What this task involves -
Copy out all of the material. Every line must match the original.

Records for the task -
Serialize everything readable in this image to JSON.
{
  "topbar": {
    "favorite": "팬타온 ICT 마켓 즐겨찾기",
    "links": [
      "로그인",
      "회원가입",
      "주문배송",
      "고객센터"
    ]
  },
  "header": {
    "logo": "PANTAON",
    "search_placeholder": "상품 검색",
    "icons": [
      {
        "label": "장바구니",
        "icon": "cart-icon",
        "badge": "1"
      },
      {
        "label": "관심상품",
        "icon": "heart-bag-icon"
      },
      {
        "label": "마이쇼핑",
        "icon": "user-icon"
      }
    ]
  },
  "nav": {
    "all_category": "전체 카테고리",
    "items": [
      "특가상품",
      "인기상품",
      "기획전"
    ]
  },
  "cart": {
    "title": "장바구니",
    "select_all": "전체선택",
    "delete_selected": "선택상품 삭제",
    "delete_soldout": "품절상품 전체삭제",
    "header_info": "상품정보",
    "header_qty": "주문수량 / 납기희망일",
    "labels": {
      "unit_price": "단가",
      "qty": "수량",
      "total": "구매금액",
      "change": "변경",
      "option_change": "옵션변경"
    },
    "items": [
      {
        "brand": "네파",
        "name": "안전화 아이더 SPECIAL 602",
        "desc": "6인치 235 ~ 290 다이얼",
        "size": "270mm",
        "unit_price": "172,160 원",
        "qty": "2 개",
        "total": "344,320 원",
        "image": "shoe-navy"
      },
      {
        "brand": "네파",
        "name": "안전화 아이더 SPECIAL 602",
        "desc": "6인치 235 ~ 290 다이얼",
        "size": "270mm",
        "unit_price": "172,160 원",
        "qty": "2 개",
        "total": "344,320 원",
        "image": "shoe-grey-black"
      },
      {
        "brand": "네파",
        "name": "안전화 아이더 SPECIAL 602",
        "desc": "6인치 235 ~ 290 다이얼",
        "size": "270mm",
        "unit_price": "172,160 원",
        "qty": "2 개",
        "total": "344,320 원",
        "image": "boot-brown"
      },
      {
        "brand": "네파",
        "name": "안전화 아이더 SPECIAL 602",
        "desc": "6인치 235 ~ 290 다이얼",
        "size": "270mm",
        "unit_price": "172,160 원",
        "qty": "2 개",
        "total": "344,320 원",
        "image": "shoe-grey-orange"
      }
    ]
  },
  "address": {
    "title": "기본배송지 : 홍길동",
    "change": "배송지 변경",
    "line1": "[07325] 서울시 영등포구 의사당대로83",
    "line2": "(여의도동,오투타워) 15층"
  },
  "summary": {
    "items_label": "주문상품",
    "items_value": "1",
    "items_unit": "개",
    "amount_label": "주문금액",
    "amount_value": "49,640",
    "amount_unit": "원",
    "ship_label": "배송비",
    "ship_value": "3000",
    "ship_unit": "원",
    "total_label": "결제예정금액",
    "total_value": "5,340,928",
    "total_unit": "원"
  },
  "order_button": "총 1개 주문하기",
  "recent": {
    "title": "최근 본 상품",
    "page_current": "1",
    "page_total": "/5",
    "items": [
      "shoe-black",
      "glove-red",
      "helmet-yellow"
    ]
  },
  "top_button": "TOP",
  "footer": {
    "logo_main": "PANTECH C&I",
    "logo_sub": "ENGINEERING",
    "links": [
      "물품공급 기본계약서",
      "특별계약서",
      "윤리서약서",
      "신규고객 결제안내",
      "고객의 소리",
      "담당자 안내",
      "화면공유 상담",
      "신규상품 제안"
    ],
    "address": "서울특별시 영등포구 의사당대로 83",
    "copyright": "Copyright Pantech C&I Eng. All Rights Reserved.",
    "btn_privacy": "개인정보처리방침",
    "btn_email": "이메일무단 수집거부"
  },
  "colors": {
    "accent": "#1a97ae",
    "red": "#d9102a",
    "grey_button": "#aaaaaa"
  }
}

Reply to the exercise -
Serialize everything readable in this image to JSON.
{
  "topbar": {
    "favorite": "팬타온 ICT 마켓 즐겨찾기",
    "links": [
      "로그인",
      "회원가입",
      "주문배송",
      "고객센터"
    ]
  },
  "header": {
    "logo": "PANTAON",
    "search_placeholder": "상품 검색",
    "icons": [
      {
        "label": "장바구니",
        "icon": "cart-icon",
        "badge": "1"
      },
      {
        "label": "관심상품",
        "icon": "heart-bag-icon"
      },
      {
        "label": "마이쇼핑",
        "icon": "user-icon"
      }
    ]
  },
  "nav": {
    "all_category": "전체 카테고리",
    "items": [
      "특가상품",
      "인기상품",
      "기획전"
    ]
  },
  "cart": {
    "title": "장바구니",
    "select_all": "전체선택",
    "delete_selected": "선택상품 삭제",
    "delete_soldout": "품절상품 전체삭제",
    "header_info": "상품정보",
    "header_qty": "주문수량 / 납기희망일",
    "labels": {
      "unit_price": "단가",
      "qty": "수량",
      "total": "구매금액",
      "change": "변경",
      "option_change": "옵션변경"
    },
    "items": [
      {
        "brand": "네파",
        "name": "안전화 아이더 SPECIAL 602",
        "desc": "6인치 235 ~ 290 다이얼",
        "size": "270mm",
        "unit_price": "172,160 원",
        "qty": "2 개",
        "total": "344,320 원",
        "image": "shoe-navy"
      },
      {
        "brand": "네파",
        "name": "안전화 아이더 SPECIAL 602",
        "desc": "6인치 235 ~ 290 다이얼",
        "size": "270mm",
        "unit_price": "172,160 원",
        "qty": "2 개",
        "total": "344,320 원",
        "image": "shoe-grey-black"
      },
      {
        "brand": "네파",
        "name": "안전화 아이더 SPECIAL 602",
        "desc": "6인치 235 ~ 290 다이얼",
        "size": "270mm",
        "unit_price": "172,160 원",
        "qty": "2 개",
        "total": "344,320 원",
        "image": "boot-brown"
      },
      {
        "brand": "네파",
        "name": "안전화 아이더 SPECIAL 602",
        "desc": "6인치 235 ~ 290 다이얼",
        "size": "270mm",
        "unit_price": "172,160 원",
        "qty": "2 개",
        "total": "344,320 원",
        "image": "shoe-grey-orange"
      }
    ]
  },
  "address": {
    "title": "기본배송지 : 홍길동",
    "change": "배송지 변경",
    "line1": "[07325] 서울시 영등포구 의사당대로83",
    "line2": "(여의도동,오투타워) 15층"
  },
  "summary": {
    "items_label": "주문상품",
    "items_value": "1",
    "items_unit": "개",
    "amount_label": "주문금액",
    "amount_value": "49,640",
    "amount_unit": "원",
    "ship_label": "배송비",
    "ship_value": "3000",
    "ship_unit": "원",
    "total_label": "결제예정금액",
    "total_value": "5,340,928",
    "total_unit": "원"
  },
  "order_button": "총 1개 주문하기",
  "recent": {
    "title": "최근 본 상품",
    "page_current": "1",
    "page_total": "/5",
    "items": [
      "shoe-black",
      "glove-red",
      "helmet-yellow"
    ]
  },
  "top_button": "TOP",
  "footer": {
    "logo_main": "PANTECH C&I",
    "logo_sub": "ENGINEERING",
    "links": [
      "물품공급 기본계약서",
      "특별계약서",
      "윤리서약서",
      "신규고객 결제안내",
      "고객의 소리",
      "담당자 안내",
      "화면공유 상담",
      "신규상품 제안"
    ],
    "address": "서울특별시 영등포구 의사당대로 83",
    "copyright": "Copyright Pantech C&I Eng. All Rights Reserved.",
    "btn_privacy": "개인정보처리방침",
    "btn_email": "이메일무단 수집거부"
  },
  "colors": {
    "accent": "#1a97ae",
    "red": "#d9102a",
    "grey_button": "#aaaaaa"
  }
}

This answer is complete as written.